Kubernetes. Containers. Orchestration. It’s all the rage currently and it seems like you have to do it or be forgotten in the dust. Then one tries and hits the wall trying to understand how to get going outside of few nice cloud providers (like GKE), find it hard to move beyond minikube, and generally find oneself with a lot of problems and little to no benefits expounded by Kubernetes fans (like me!). This post is going to be first of a series where I am going to try and document common mistakes that might be not obvious to someone just starting out, to make your travels with Kubernetes into smooth sailing.

Not enough resources

A common complaint I’ve encountered is with regards to how many resources K8s consumes even before you start your own applications, and how few small VMs weren’t capable of getting it running because kube-system eats 70% of a node.

The reason behind it is that various system components of Kubernetes have empirically-derived resource requirements - for a reasonably big and active deployment. Minikube sets its own, much smaller requests on resources for internal services, and thus can reasonably work on much smaller system.

The answer is to use at least 2, preferably more, CPU per node. You can modify the settings to be workable on lesser resources, but when starting out it’s not advisable.

Using few big machines instead of many smaller ones

Didn't you just tell us to use a bigger machine?

Why, yes, I did.

There are two conflicting forces at play. Each individual node needs to be powerful enough to run cluster-supporting workloads, as well as reasonable amount of your own. However simply making few big nodes means that whenever a node fails, your available capacity drop much more - and that means that the knock-on effect on the rest of the cluster is much bigger. Even when you plan your capacity to account for this and use pod antiAffinities and multiple replicas, even if you run in cloud with autoscaler setting a new node to take over immediately - the bigger percentage a single node represents, the worse the chaos after failure.

Sounds like simple, obvious thing, yet I have to admit I have done that in the past.

A good rule of thumb is that you should try to have nodes sized so that losing one node doesn't take a significant portion of your capacity offline.
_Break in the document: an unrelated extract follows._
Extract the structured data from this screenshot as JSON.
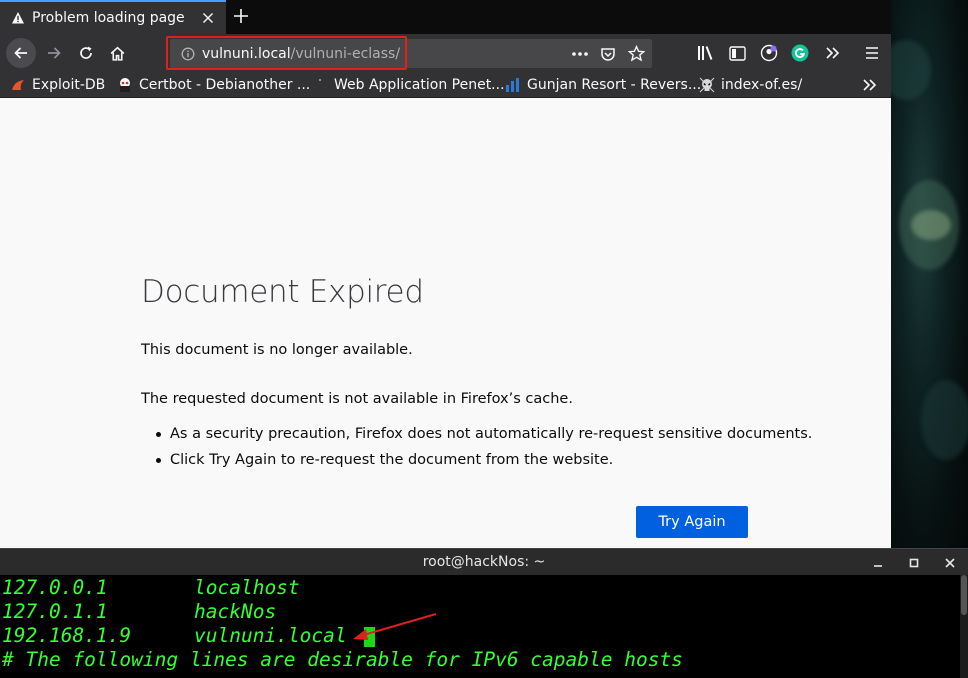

Otherwise you're risking that possibly failing pods won't result in not enough capacity, as system loses slack necessary to start new resources in replacement of failing ones.

Nature of kubernetes as a much more dynamic system than rigid approaches like pacemaker and manually allocated applications, while making it easier to use every last bit of capacity you have, also makes it a bit more chaotic (good time to get that Chaos Engineering practices in play!).

Requesting too many resources unknowingly

This is something that has bitten me in the past. You should always, always specify resource requests (CPU, memory) and limits. Otherwise you might find yourself in a situation where adding new deployment, despite unloaded cluster, fails due to… missing capacity. This was caused by GKE having (at least in 2016!) a default limitRange set on default namespace that automatically set request.cpu=100m.

In my case the cause was historical, default CPU allocation on GKE. But the crucial part was not knowing it was there. If you have a resource reservation defined for the namespaces you use and you don't know about it, it's very easy to quickly find out that your deployments are locked due to "no capacity" errors.

Learn about resource limits, requests, and quotas, and remember to always apply them to your pods.

Any pod without explicit resource settings should be done by conscious decision, otherwise you might be woken by alerts at the most inopportune moment.

To be continued…

As suggested by title, there's a second part to this article incoming, which will delve into some more basic pitfalls that await a new kubernetes user.